At checkout, I turned to J and said, "I'll pay for the book and you can pay me back from your $10 allowance you'll be getting later this week." Commence the whining...
"Noooooo, I'll pay him back lateeeerrrr."
Ignoring him, I finished paying, then took them outside to wait for Daddy and the little one. The I'm-not-done-with-you-yet-Texas heat soon drove us inside again. N went to find the others, so I showed J the receipt.
"Look— $2.78 with the discount. What a deal. You can pay me, say, $3 bucks out of your ten."
J immediately grabbed onto the original price I quoted and said, "No, I'll pay $2.78 like you said."
"No, $3 is easier...no change involved, just dollars. Let's call the difference 'sales tax.' Plus it's still a deal from the original $3.50 price!" I couldn't help but smile even as his frustration level grew, but I quickly masked my amusement as his brow furrowed and started getting upset.
"Mom, it wasn't my fault. I didn't take the book out of my bag. It was there all day because we weren't allowed to get stuff out of our bags during school. Then after school it was just gone when I went to open my bag. It's not fair!"
J is going to be a lawyer someday. Or a politician. Or go to jail. I don't see much difference in the personalities of those three groups ... just the direction and purpose they're given. So we'll keep steering him toward honor and service and see how he changes the world.
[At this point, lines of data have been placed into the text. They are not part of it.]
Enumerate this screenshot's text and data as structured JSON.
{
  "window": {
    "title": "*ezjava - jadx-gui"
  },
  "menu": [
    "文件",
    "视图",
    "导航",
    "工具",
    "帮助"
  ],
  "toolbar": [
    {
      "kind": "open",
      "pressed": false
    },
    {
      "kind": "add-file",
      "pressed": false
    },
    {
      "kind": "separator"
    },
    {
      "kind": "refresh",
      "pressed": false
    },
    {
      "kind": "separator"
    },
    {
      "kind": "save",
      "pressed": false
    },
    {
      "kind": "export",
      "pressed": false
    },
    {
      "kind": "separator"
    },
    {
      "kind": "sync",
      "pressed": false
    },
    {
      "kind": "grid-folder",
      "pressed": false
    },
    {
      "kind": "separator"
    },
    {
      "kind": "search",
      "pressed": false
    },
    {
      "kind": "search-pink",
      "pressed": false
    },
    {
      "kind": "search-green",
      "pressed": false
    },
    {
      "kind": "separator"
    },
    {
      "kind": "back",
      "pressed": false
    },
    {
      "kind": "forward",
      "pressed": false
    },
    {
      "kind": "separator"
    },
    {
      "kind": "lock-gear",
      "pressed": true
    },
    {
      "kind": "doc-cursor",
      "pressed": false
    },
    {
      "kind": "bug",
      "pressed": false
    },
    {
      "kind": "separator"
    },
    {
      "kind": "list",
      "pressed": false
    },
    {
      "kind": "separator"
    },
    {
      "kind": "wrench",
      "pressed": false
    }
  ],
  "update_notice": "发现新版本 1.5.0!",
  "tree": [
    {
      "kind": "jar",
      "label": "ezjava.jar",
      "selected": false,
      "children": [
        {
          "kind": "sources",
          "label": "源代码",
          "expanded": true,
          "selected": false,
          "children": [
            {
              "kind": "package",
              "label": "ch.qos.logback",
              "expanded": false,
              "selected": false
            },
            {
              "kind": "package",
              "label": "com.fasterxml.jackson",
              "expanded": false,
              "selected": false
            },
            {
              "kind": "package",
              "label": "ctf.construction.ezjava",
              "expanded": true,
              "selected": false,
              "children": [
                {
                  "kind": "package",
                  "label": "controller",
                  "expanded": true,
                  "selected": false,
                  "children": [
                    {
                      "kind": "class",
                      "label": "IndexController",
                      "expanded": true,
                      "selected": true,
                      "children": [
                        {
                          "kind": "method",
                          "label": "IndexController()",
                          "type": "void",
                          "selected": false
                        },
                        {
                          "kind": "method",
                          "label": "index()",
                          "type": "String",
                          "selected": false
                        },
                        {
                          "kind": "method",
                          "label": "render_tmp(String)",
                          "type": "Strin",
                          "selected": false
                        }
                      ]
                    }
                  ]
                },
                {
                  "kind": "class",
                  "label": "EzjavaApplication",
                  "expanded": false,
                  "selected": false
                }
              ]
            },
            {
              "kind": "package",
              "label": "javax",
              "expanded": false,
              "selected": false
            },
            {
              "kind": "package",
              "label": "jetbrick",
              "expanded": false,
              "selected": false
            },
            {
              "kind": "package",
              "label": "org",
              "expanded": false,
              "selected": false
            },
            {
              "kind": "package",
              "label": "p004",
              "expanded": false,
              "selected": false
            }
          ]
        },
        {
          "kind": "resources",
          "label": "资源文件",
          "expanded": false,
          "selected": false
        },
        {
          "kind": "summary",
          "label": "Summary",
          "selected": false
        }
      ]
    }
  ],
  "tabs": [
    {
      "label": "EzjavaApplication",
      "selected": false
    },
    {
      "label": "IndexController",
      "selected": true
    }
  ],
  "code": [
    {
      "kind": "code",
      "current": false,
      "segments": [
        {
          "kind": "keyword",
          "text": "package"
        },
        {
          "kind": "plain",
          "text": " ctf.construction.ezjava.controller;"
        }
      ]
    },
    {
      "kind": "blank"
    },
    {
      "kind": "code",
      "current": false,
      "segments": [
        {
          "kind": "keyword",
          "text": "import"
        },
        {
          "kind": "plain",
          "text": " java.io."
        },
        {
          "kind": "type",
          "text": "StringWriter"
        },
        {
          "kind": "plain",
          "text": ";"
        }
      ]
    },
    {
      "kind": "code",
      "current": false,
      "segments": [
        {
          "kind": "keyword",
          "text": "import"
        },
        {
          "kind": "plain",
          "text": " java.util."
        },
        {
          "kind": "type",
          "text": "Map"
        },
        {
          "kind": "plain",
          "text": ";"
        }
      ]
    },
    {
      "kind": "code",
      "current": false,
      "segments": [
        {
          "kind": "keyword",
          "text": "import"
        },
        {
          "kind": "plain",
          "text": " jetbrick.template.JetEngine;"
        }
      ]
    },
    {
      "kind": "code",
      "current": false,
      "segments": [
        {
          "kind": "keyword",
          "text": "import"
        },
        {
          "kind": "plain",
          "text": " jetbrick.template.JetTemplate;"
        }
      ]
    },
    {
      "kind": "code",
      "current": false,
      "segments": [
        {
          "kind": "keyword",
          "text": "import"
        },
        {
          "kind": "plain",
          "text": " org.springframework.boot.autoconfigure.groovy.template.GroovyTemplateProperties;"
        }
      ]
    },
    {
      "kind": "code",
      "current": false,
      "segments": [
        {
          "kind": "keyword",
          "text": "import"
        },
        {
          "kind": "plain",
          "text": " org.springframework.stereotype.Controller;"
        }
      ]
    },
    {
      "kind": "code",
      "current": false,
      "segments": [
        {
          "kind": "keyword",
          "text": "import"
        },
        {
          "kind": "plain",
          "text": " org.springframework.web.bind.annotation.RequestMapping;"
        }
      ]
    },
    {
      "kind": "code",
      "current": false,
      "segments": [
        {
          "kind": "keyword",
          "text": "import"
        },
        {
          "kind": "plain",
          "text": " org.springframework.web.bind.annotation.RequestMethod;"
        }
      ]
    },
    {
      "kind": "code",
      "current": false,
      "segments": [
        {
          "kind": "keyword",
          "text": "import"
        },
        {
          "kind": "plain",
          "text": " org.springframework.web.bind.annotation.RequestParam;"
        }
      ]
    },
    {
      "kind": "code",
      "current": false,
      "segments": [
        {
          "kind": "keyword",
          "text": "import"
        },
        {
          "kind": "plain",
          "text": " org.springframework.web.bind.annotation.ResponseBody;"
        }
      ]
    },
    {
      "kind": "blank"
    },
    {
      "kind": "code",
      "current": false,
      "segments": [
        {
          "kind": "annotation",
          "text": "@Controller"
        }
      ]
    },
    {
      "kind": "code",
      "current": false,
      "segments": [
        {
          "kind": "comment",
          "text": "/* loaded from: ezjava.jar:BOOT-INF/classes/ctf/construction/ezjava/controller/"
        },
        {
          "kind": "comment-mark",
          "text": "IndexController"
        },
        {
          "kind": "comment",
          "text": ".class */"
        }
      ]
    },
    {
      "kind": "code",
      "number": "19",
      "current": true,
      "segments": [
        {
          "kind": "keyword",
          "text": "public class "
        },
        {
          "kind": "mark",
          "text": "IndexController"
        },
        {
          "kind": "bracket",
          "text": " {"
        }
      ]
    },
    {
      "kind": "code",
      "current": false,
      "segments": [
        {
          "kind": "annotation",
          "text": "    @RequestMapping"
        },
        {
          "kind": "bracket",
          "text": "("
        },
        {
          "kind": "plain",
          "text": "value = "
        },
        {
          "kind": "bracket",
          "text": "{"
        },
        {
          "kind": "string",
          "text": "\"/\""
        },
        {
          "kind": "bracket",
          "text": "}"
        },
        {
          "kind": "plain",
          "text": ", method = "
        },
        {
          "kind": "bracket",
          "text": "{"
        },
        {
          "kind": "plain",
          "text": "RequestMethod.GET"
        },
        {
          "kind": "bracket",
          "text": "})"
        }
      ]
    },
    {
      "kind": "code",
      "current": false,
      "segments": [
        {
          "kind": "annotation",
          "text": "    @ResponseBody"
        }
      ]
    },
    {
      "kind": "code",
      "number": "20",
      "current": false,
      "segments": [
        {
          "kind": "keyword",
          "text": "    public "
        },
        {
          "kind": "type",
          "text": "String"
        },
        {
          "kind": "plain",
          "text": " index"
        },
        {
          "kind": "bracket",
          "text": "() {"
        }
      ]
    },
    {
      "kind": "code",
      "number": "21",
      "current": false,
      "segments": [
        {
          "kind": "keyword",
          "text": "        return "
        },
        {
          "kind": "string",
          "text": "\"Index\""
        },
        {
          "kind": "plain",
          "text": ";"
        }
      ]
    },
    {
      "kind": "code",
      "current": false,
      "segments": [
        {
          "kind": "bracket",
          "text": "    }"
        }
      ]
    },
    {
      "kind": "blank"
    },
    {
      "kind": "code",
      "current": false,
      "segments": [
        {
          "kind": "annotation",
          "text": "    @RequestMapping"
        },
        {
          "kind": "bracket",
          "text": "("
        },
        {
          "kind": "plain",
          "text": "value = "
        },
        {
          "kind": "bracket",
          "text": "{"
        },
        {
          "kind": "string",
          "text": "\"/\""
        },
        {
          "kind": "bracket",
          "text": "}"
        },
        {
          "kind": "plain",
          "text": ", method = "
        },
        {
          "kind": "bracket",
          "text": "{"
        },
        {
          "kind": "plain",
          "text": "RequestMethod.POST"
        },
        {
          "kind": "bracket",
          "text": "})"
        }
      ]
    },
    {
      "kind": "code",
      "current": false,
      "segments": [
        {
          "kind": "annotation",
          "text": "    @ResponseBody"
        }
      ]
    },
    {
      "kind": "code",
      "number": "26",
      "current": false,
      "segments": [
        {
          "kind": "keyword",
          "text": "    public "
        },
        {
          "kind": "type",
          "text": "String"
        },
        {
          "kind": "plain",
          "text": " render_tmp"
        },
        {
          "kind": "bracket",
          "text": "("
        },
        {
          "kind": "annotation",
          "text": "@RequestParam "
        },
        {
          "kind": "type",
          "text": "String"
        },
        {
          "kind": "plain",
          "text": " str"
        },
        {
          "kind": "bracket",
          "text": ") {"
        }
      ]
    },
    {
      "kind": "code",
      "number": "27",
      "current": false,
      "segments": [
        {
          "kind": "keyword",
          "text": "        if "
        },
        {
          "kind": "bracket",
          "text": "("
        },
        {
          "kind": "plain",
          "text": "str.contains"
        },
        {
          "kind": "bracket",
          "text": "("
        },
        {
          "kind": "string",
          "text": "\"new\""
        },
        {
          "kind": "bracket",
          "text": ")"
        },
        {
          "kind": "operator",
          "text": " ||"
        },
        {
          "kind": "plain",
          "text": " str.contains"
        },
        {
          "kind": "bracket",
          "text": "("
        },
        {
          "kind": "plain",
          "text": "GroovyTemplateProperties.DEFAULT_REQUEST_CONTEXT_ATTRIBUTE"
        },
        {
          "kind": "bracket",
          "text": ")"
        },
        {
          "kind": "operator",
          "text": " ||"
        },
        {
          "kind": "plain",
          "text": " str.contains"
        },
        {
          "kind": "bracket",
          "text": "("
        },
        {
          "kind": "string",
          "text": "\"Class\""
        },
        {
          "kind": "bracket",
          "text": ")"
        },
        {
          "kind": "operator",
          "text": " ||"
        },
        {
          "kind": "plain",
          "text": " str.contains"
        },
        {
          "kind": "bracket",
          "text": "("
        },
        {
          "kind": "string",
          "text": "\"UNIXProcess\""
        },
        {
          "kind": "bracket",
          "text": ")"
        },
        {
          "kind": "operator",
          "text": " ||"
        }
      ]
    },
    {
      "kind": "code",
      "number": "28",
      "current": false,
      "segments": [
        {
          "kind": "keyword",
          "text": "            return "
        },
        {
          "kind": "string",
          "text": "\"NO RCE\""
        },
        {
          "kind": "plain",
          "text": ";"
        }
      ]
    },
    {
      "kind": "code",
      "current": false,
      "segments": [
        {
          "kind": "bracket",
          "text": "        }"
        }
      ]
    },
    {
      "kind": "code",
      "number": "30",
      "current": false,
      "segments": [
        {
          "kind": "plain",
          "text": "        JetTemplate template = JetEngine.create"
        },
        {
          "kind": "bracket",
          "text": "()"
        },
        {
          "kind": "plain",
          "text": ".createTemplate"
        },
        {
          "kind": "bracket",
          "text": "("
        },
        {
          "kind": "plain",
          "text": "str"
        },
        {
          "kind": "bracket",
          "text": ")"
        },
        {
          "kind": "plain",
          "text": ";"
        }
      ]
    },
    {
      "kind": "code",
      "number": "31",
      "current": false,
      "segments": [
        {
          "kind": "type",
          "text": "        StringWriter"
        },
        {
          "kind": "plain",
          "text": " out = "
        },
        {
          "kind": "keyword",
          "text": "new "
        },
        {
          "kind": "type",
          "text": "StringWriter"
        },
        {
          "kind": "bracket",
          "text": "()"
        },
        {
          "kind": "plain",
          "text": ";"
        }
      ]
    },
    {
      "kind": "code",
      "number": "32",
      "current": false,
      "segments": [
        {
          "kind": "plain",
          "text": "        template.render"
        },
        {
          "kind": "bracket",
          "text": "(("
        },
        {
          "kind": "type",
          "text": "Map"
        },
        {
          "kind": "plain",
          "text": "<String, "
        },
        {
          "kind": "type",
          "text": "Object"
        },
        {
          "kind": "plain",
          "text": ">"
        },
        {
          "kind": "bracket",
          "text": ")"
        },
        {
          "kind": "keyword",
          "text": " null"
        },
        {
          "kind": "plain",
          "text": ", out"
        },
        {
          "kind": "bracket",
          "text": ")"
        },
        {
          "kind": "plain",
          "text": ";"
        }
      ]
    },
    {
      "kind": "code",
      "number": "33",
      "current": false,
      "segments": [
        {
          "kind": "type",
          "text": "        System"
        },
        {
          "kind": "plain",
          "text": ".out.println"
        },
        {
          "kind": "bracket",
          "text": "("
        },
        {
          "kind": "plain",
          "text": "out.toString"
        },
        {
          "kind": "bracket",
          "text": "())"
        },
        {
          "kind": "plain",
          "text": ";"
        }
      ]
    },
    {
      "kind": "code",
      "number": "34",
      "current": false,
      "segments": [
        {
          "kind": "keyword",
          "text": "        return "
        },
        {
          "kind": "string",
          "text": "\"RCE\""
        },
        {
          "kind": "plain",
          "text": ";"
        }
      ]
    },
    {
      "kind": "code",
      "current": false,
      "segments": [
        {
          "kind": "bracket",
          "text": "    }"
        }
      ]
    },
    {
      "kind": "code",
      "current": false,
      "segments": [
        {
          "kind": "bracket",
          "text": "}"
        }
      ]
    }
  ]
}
But in the meantime, he wasn't convincing me.
"J," I leaned in and put my finger on his chin, speaking softly but clearly (as we were still standing near the door of the busy store), "you borrowed the book. I believe you about what happened to it, but you still borrowed it. When we take someone's property and something happens to it —whether accidental or intentional — we are still responsible for it. You took the book and did not bring it home. It's not fair to N that his book didn't come home. So you owe N a new copy. He's not mad. I'm not mad. But you have to make it right."
To his credit, J simply hung his head for a moment —obviously disappointed— then nodded. I ruffled his hair and hugged him before N walked up. Parental moment over.
J is 9 years old. He's a smart kid ... people-smart. He gets relationships, understands the connections between actions and consequences. He may not always realize them beforehand, but when they are explained rationally to him, he gets it. And he has the biggest heart of anyone in our house, always concerned about the needy, the downtrodden, the poor. Maybe it's part of being the middle kid, but he's got a big thing about fairness. What I love is that he doesn't solely focus it on himself. He's just as likely to say "it's not fair!" about a bad call at a football game as he is about kids who don't have shoes because they can't afford them as he is about not getting an equal portion of ice cream as his brother.
I see a heart bent towards justice. And I pray his dad and I can continue to point him toward the God of justice, who spoke through his prophet Micah "... And what does the Lord require of you? But to do justly, and to love mercy, and to walk humbly with your God" (6:8).